  44. 44. 44 LINEAR REGRESSION• ?lm• mod.lm <- lm(Petal.Width~Petal.Length, data=iris)• mod2.lm <- lm(Petal.Width~Petal.Length - 1, data=iris)• mod3.lm <- lm(Petal.Width~Petal.Length + Species, data=iris)• mod4.lm <- lm(Petal.Width~Petal.Length * Species, data=iris)• mod5.lm <- lm(Petal.Width~Petal.Length , subset=Species==“setosa”, data=iris) 44
  45. 45. 45 LINEAR REGRESSION• mod.lm• summary(mod.lm)• coef(mod.lm)• residuals(mod.lm)• predict(mod.lm)• names(mod.lm)• plot(iris$Petal.Length, iris$Petal.Width, type=“n”)• points(iris$Petal.Length[iris$Species==“setosa”], iris$Petal.Width[iris$Species==“setosa”], col=2)• abline(coef(mod.lm)) 45
  46. 46. 46 R PROGRAMMING• If (condition) { instructions }• If (condition) { instructions } else {instructions}• while (condition) { instructions }• For (i in index) { instructions } 46
  47. 47. 47 OWN FUNCTIONS• Open a text editor to correct/create functions: fix(nombre)• Estructure: function (arg1, arg2,arg3){ instructions return(result) } 47

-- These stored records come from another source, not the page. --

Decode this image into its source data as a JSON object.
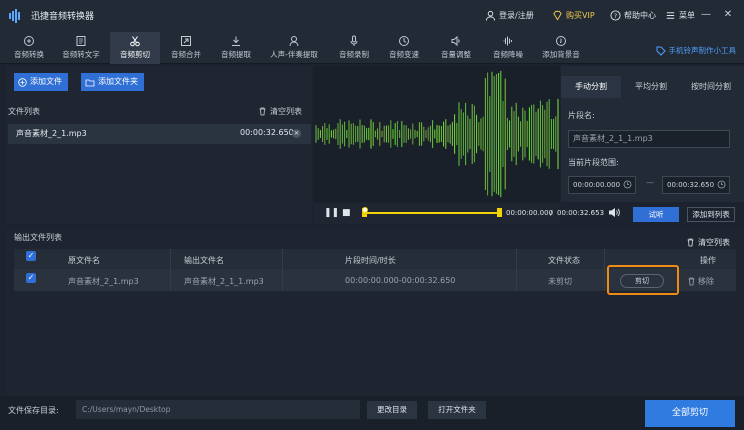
{
  "app": {
    "title": "迅捷音频转换器",
    "login": "登录/注册",
    "vip": "购买VIP",
    "help": "帮助中心",
    "menu": "菜单",
    "colors": {
      "accent": "#2f6fd6",
      "vip": "#f2c94c",
      "highlight": "#f08a17",
      "wave": "#6fd84a"
    }
  },
  "toolbar": {
    "items": [
      {
        "label": "音频转换",
        "icon": "convert-icon"
      },
      {
        "label": "音频转文字",
        "icon": "text-icon"
      },
      {
        "label": "音频剪切",
        "icon": "scissors-icon"
      },
      {
        "label": "音频合并",
        "icon": "merge-icon"
      },
      {
        "label": "音频提取",
        "icon": "extract-icon"
      },
      {
        "label": "人声-伴奏提取",
        "icon": "vocal-icon"
      },
      {
        "label": "音频录制",
        "icon": "mic-icon"
      },
      {
        "label": "音频变速",
        "icon": "speed-icon"
      },
      {
        "label": "音量调整",
        "icon": "volume-icon"
      },
      {
        "label": "音频降噪",
        "icon": "denoise-icon"
      },
      {
        "label": "添加背景音",
        "icon": "bgm-icon"
      }
    ],
    "active_index": 2,
    "ringtone": "手机铃声制作小工具"
  },
  "files": {
    "add_file": "添加文件",
    "add_folder": "添加文件夹",
    "list_title": "文件列表",
    "clear_list": "清空列表",
    "items": [
      {
        "name": "声音素材_2_1.mp3",
        "duration": "00:00:32.650"
      }
    ]
  },
  "player": {
    "current_time": "00:00:00.000",
    "separator": "/",
    "total_time": "00:00:32.653",
    "preview": "试听",
    "add_to_list": "添加到列表"
  },
  "split": {
    "tabs": [
      "手动分割",
      "平均分割",
      "按时间分割"
    ],
    "active_tab": 0,
    "segment_name_label": "片段名:",
    "segment_name": "声音素材_2_1_1.mp3",
    "range_label": "当前片段范围:",
    "range_start": "00:00:00.000",
    "range_dash": "—",
    "range_end": "00:00:32.650"
  },
  "output": {
    "title": "输出文件列表",
    "clear_list": "清空列表",
    "columns": [
      "原文件名",
      "输出文件名",
      "片段时间/时长",
      "文件状态",
      "操作"
    ],
    "rows": [
      {
        "source": "声音素材_2_1.mp3",
        "output": "声音素材_2_1_1.mp3",
        "time": "00:00:00.000-00:00:32.650",
        "status": "未剪切",
        "cut": "剪切",
        "remove": "移除"
      }
    ]
  },
  "footer": {
    "save_label": "文件保存目录:",
    "save_path": "C:/Users/mayn/Desktop",
    "change_dir": "更改目录",
    "open_folder": "打开文件夹",
    "cut_all": "全部剪切"
  }
}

  48. 48. EURO-­‐BASIN,  www.euro-­‐   Introduc)on  to  Sta)s)cal  Modelling  Tools  for  Habitat  Models  Development,  26-­‐28th  Oct  2011